Minimizing formation damage caused by interaction of the injectant with reservoir fluids and rock.
During either a miscible CO2 or hydrocarbon gas flood, dissolution of injected gas into the oil may reduce the solubility of asphaltenes and/or high-molecular-weight paraffins in the oil, resulting in precipitation of these components in the reservoir. By clogging pore throats, these organic precipitates may reduce injectivity, adversely affecting the producibility of the reservoir. This type of formation damage can be avoided by conducting core flood experiments in the laboratory that assess the affect of the injectant on the reservoired oil. If such experiments identify significant risk for formation of organic precipitates, then additional experiments can identify chemical modifiers that can be added to the injectant to prevent formation of organic precipitates by increasing the solubility of asphaltenes and/or high-molecular-weight paraffins in the oil/gas solution (Hwang et al., 1999).
During a waterflood, the injectant may react with reservoir minerals and/or with reservoir brine and cause precipitation of secondary minerals or swelling of clays that clog pore throats, reducing injectivity. This type of formation damage can also be predicted by considering in combination the compositions of the injected water, the reservoir brine, and the reservoir mineralogy.
For more information on the techniques described here, or to discuss a specific project, e-mail us at email@example.com, or call us at U.S. (214) 584-9169.
Hwang, R. J. and Ortiz J. (1999). Mitigation of asphaltics deposition during CO2 flood. Abstracts 19th International Meeting on Organic Geochemistry, Istanbul, Turkey, Tubitak Marmara Research Center Earth Sciences Research Institute. Vol. II: 601-602.
Okoro I.C., E. N. Olaniyan, J.O. Umurhohwo, B. A. Patterson, and D. D. Kennedy, 2000, Potential Uses of Injected Sea Water as a Tracer in Water Flood Management (abstract): Pennwell et al. ed., Offshore West Africa Conference, (Abidjan, Cote D'Ivoire, 3/21-3/23/2000).

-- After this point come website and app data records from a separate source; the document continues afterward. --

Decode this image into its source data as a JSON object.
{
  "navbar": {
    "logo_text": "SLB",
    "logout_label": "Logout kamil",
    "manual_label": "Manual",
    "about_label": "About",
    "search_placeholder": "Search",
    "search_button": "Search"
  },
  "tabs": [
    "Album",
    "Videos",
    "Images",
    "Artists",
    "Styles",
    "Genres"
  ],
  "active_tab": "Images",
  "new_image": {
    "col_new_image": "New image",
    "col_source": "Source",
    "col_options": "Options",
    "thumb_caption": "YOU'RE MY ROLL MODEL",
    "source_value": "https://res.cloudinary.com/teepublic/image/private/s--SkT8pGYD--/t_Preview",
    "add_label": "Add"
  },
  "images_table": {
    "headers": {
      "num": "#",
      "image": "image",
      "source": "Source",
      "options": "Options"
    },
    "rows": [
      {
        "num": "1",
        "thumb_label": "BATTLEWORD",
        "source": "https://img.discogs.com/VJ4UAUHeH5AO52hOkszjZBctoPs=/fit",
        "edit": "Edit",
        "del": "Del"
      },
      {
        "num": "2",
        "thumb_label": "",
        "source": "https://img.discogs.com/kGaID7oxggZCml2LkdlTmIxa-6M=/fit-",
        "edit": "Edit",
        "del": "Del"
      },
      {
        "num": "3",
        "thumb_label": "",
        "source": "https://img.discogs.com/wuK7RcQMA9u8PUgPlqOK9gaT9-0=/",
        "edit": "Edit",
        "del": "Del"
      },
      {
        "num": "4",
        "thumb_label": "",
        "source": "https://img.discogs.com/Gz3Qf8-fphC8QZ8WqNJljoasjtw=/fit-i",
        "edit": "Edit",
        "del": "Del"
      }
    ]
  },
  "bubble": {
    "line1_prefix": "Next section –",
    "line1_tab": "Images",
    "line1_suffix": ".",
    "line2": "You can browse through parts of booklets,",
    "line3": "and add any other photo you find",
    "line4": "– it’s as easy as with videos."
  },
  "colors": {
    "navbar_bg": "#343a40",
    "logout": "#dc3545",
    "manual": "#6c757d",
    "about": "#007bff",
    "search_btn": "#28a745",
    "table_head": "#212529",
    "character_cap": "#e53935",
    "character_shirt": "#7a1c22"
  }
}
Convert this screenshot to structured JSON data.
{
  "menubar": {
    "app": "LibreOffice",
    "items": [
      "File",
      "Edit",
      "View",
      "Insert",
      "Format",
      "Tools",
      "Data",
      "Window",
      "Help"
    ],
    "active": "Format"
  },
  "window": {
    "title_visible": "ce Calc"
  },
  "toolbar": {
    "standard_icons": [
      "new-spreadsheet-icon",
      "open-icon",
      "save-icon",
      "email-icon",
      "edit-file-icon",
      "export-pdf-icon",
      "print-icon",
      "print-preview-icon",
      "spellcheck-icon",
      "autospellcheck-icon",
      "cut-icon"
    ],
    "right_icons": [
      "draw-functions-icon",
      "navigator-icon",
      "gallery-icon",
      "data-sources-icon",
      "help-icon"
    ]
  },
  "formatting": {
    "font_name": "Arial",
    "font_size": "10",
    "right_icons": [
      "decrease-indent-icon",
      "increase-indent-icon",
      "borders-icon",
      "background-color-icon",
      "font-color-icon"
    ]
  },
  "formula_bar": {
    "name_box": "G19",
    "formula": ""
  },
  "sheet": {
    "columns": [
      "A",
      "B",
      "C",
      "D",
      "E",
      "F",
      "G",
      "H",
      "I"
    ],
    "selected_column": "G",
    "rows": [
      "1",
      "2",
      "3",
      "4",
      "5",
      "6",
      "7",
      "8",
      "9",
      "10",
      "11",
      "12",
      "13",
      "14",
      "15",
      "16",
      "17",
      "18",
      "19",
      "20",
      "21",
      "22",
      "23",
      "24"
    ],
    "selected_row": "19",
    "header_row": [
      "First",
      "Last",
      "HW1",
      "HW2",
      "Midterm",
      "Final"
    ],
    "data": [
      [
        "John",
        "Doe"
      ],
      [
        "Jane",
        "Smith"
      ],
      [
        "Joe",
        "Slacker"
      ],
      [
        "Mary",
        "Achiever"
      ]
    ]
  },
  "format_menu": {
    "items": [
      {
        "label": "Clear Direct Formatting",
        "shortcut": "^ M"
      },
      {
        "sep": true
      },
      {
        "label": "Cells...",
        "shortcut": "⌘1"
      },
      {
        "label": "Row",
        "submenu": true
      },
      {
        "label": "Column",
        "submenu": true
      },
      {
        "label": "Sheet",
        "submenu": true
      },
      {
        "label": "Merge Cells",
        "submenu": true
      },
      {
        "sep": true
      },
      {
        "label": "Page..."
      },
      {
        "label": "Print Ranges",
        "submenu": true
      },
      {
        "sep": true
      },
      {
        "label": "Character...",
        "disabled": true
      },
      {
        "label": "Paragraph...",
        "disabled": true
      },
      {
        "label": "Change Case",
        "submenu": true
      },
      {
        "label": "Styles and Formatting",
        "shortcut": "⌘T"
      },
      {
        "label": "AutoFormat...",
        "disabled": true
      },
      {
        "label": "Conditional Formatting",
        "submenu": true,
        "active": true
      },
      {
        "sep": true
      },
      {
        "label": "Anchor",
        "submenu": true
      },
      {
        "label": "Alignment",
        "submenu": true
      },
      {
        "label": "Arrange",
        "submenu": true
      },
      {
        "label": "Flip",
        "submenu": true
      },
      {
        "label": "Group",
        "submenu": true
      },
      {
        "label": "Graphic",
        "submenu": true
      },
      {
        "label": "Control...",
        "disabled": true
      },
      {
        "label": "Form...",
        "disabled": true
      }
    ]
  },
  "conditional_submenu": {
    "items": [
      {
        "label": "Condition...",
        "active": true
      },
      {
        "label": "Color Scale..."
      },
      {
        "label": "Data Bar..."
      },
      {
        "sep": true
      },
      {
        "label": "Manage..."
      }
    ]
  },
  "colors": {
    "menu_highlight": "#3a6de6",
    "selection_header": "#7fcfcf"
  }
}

McCaffrey M. A., Legarre H. A. and Johnson S. J. (1996). Using biomarkers to improve heavy oil reservoir management: An example from the Cymric field, Kern County, California. American Association of Petroleum Geologists Bulletin 80(6), 904-919.